>Both Hurghada and Sharm el-Sheikh are popular vacation destinations for Europeans, and modern international airports are in both cities. It is easy to connect via Cairo or major European gateways. There are direct commercial and charter flights to Marsa Alam from Cairo and Europe, but flights are less frequent than those to Hurghada. It's a three-hour bus ride from Hurghada to Port Ghalib. Arrive on time for your liveaboard departure, because security regulations prohibit boats from returning to port to pick up tardy passengers or delayed baggage.
>The water may cool to 68°F in the winter but may be as warm as 85°F in the summer. Winter winds can make some of the crossings to the offshore islands difficult. Some sites are easy dives, but strong currents can complicate others. Most dives are multilevel, offering the possibility to work up a wall or a pinnacle to offgas safely.
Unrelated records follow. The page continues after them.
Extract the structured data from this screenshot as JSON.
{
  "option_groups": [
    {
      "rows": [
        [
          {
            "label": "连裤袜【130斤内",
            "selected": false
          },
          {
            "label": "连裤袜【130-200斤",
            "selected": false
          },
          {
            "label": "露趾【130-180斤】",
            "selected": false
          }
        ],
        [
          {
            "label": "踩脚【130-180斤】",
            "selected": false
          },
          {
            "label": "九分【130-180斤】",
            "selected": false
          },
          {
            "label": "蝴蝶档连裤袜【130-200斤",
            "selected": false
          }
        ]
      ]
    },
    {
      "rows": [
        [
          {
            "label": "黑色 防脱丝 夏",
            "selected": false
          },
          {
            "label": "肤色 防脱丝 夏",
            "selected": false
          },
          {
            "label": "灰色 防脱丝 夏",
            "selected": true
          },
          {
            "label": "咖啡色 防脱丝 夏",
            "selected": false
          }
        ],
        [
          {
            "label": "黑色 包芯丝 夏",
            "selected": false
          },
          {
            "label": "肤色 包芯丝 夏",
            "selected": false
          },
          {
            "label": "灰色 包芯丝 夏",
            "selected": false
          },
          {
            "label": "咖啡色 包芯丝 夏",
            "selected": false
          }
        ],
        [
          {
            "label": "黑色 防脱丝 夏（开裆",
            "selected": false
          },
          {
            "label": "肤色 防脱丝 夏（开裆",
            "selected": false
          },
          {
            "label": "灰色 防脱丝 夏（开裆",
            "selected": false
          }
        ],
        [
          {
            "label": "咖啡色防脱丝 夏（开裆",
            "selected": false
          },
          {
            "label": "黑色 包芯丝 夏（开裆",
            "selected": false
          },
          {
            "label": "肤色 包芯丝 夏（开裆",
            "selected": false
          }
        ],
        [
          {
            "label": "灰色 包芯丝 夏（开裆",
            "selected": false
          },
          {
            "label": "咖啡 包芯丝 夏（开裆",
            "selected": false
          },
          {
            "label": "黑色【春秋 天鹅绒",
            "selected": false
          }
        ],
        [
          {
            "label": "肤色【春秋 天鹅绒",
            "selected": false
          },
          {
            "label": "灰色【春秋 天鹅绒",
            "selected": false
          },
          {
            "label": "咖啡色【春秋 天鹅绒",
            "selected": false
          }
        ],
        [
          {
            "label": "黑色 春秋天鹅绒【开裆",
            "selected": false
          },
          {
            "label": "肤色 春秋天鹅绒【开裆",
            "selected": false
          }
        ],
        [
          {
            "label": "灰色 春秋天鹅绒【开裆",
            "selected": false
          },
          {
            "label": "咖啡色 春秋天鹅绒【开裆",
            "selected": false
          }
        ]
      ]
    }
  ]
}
Dive operators in the Red Sea tend to enforce the buddy system, and divers should be adept at deploying a subsurface marker buoy because of the heavy traffic from dive tenders around the more popular sites. Modern hyperbaric chamber facilities are in Hurghada, Sharm el-Sheikh and elsewhere in Egypt.
>There is no single authority like you might experience in other destinations, but small organizations under the authority of the Egyptian Environmental Affairs Agency protect and enforce user fees in a few specific areas: Ras Mohammed, the Giftun Islands, the Brothers Islands, Daedalus Reef, Zabarghad and Rocky Islands, and the St. John's Reef system.
>New Diving Regulations
>The Egyptian government has recently begun enforcing regulations that require all dive operations to obtain a dive medical history form before allowing anybody to participate in recreational diving activities. The universal Recreational Scuba Training Council (RSTC) form is acceptable documentation to indicate fitness to dive.
>If your holiday time permits, take a few days to visit the iconic antiquities unique to Egypt: the Pyramids of Giza and the nearby Sphinx. The Museum of Egyptian Antiquities in Cairo, established in 1902, houses many of the most important artifacts of ancient Egyptian history, including the instantly identifiable burial mask of Tutankhamun. A weeklong Nile River cruise takes you from Luxor to Aswan, visiting the Temple of Karnak, the Tomb of Queen Nefertari, the Luxor Temple and the Valley of the Kings, which houses the tombs of Tutankhamun and Ramses VI. The history, combined with the leisurely pace of a five-star Nile River boat, is a wonderful complement to a Red Sea dive holiday.
>See more of Stephen Frink's Red Sea adventures in this bonus photo gallery.
>Watch a 360-degree video tour of the SS Thistlegorm wreck, made as part of the Thistlegorm Project initiative. Learn more at thethistlegormproject.com.
>© Alert Diver — Q3 Summer 2019